• _YOUR GOAL_:
Return all of the records below verbatim.

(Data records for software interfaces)
%%
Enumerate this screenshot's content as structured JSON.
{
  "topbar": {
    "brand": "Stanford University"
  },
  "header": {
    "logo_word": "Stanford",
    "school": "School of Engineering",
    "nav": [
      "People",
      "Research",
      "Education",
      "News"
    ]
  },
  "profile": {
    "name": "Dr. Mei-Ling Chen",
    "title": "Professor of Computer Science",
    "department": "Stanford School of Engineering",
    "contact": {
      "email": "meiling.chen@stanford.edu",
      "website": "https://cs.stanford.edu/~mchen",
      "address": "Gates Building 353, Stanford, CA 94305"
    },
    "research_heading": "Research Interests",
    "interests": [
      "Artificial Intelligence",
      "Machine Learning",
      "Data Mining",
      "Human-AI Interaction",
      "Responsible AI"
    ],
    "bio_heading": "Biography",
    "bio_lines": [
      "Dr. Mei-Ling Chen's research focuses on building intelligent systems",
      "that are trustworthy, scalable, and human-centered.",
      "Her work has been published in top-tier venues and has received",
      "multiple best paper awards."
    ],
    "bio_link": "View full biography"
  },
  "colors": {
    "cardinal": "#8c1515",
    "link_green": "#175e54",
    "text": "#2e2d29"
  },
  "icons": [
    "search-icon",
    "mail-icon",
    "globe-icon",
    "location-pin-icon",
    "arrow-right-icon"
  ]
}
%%
• _ANSWER TO THE PROBLEM_:
Enumerate this screenshot's content as structured JSON.
{
  "topbar": {
    "brand": "Stanford University"
  },
  "header": {
    "logo_word": "Stanford",
    "school": "School of Engineering",
    "nav": [
      "People",
      "Research",
      "Education",
      "News"
    ]
  },
  "profile": {
    "name": "Dr. Mei-Ling Chen",
    "title": "Professor of Computer Science",
    "department": "Stanford School of Engineering",
    "contact": {
      "email": "meiling.chen@stanford.edu",
      "website": "https://cs.stanford.edu/~mchen",
      "address": "Gates Building 353, Stanford, CA 94305"
    },
    "research_heading": "Research Interests",
    "interests": [
      "Artificial Intelligence",
      "Machine Learning",
      "Data Mining",
      "Human-AI Interaction",
      "Responsible AI"
    ],
    "bio_heading": "Biography",
    "bio_lines": [
      "Dr. Mei-Ling Chen's research focuses on building intelligent systems",
      "that are trustworthy, scalable, and human-centered.",
      "Her work has been published in top-tier venues and has received",
      "multiple best paper awards."
    ],
    "bio_link": "View full biography"
  },
  "colors": {
    "cardinal": "#8c1515",
    "link_green": "#175e54",
    "text": "#2e2d29"
  },
  "icons": [
    "search-icon",
    "mail-icon",
    "globe-icon",
    "location-pin-icon",
    "arrow-right-icon"
  ]
}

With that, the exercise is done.